VUCD3/S547 55.21.5
S490 51.92.7
S417 36.21.5
VUCD4 28.12.0
S314 44.41.4
VUCD5 33.41.6
VUCD6 31.71.8
VUCD7 45.14.1
HGHH92-C29/GC0041 20.71.8
HGHH92-C11/GC0077 20.31.5
VHH81-C3 20.61.1
f2.GC61/GC0150 20.61.2
VHH81-C5 17.52.2
HCH99-C2/GC0171 18.83.0
HGHH92-C6 25.71.5
HCH99-C15/GC0213 33.45.9
HCH99-C18/GC0225 24.11.3
HGHH92-C17/GC0265 24.32.9
HGHH92-C21/GC0320 22.91.4
HGHH92-C22/GC0326 23.31.8
HGHH92-C23/GC0330 51.23.7
HGHH92-C7/GC0365 28.22.4

Notes: Object name (ordered by Fornax, Virgo and CenA objects), and central velocity dispersion from Mieske & Baumgardt (2014, priv. comm.) and Taylor et al. (2010).

Table A1: Central velocity dispersion of ultra compact dwarfs from the literature.

Footnotes

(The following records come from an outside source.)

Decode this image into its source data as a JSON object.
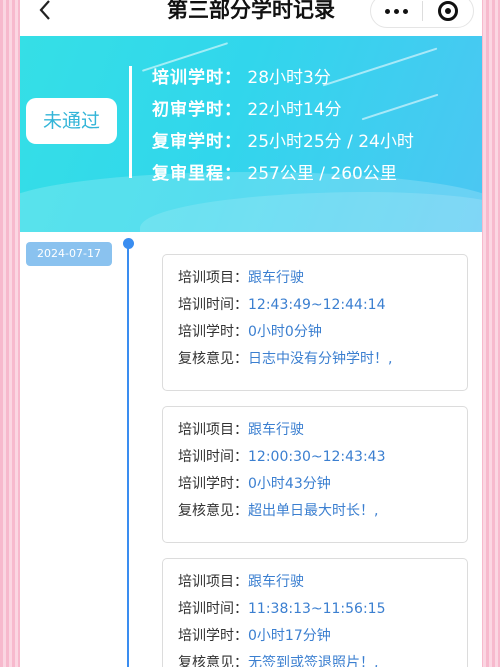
{
  "nav": {
    "title": "第三部分学时记录"
  },
  "summary": {
    "status": "未通过",
    "rows": [
      {
        "label": "培训学时：",
        "value": "28小时3分"
      },
      {
        "label": "初审学时：",
        "value": "22小时14分"
      },
      {
        "label": "复审学时：",
        "value": "25小时25分 / 24小时"
      },
      {
        "label": "复审里程：",
        "value": "257公里 / 260公里"
      }
    ]
  },
  "timeline": {
    "date": "2024-07-17",
    "records": [
      {
        "project_label": "培训项目：",
        "project": "跟车行驶",
        "time_label": "培训时间：",
        "time": "12:43:49~12:44:14",
        "hours_label": "培训学时：",
        "hours": "0小时0分钟",
        "review_label": "复核意见：",
        "review": "日志中没有分钟学时！,"
      },
      {
        "project_label": "培训项目：",
        "project": "跟车行驶",
        "time_label": "培训时间：",
        "time": "12:00:30~12:43:43",
        "hours_label": "培训学时：",
        "hours": "0小时43分钟",
        "review_label": "复核意见：",
        "review": "超出单日最大时长！,"
      },
      {
        "project_label": "培训项目：",
        "project": "跟车行驶",
        "time_label": "培训时间：",
        "time": "11:38:13~11:56:15",
        "hours_label": "培训学时：",
        "hours": "0小时17分钟",
        "review_label": "复核意见：",
        "review": "无签到或签退照片！,"
      }
    ]
  }
}
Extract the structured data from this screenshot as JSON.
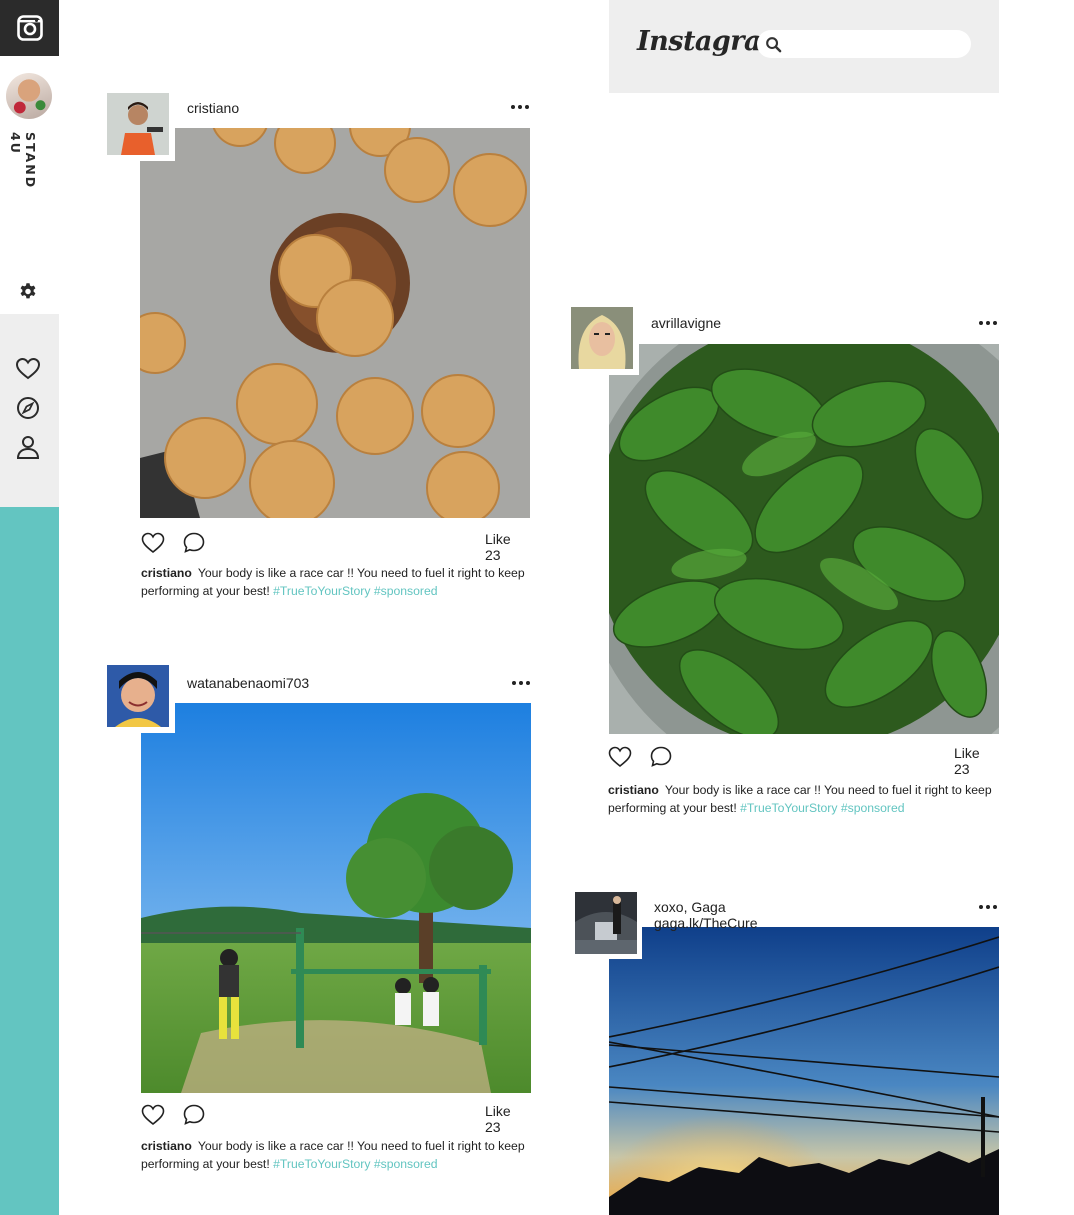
{
  "sidebar": {
    "brand": "STAND 4U",
    "icons": [
      "instagram-icon",
      "profile-avatar",
      "gear-icon",
      "heart-icon",
      "compass-icon",
      "user-icon"
    ]
  },
  "header": {
    "wordmark": "Instagram",
    "search_placeholder": ""
  },
  "posts": [
    {
      "username": "cristiano",
      "like_label": "Like 23",
      "caption_user": "cristiano",
      "caption_text": "Your body is like a race car  !! You need to fuel it right to keep performing at your best!",
      "hashtags": "#TrueToYourStory #sponsored"
    },
    {
      "username": "watanabenaomi703",
      "like_label": "Like 23",
      "caption_user": "cristiano",
      "caption_text": "Your body is like a race car  !! You need to fuel it right to keep performing at your best!",
      "hashtags": "#TrueToYourStory #sponsored"
    },
    {
      "username": "avrillavigne",
      "like_label": "Like 23",
      "caption_user": "cristiano",
      "caption_text": "Your body is like a race car  !! You need to fuel it right to keep performing at your best!",
      "hashtags": "#TrueToYourStory #sponsored"
    },
    {
      "username": "xoxo, Gaga gaga.lk/TheCure"
    }
  ],
  "colors": {
    "accent_teal": "#63c5c1",
    "sidebar_dark": "#2b2b2b",
    "panel_gray": "#eeeeee"
  }
}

  1. pagerange: The AIMSS Project II: Dynamical-to-Stellar Mass Ratios Across the Star Cluster - Galaxy DivideLABEL:lastpage
  2. pubyear: 2002
100300
This is a comment super asjknd jkasnjk adsnkj
""
The feedback cannot be empty
Submit
Cancel
Comments 0
""
The feedback cannot be empty
   
Add comment
Cancel

You’re adding your first comment!
How to quickly get a good reply:
  • Offer a constructive comment on the author work.
  • Add helpful links to code implementation or project page.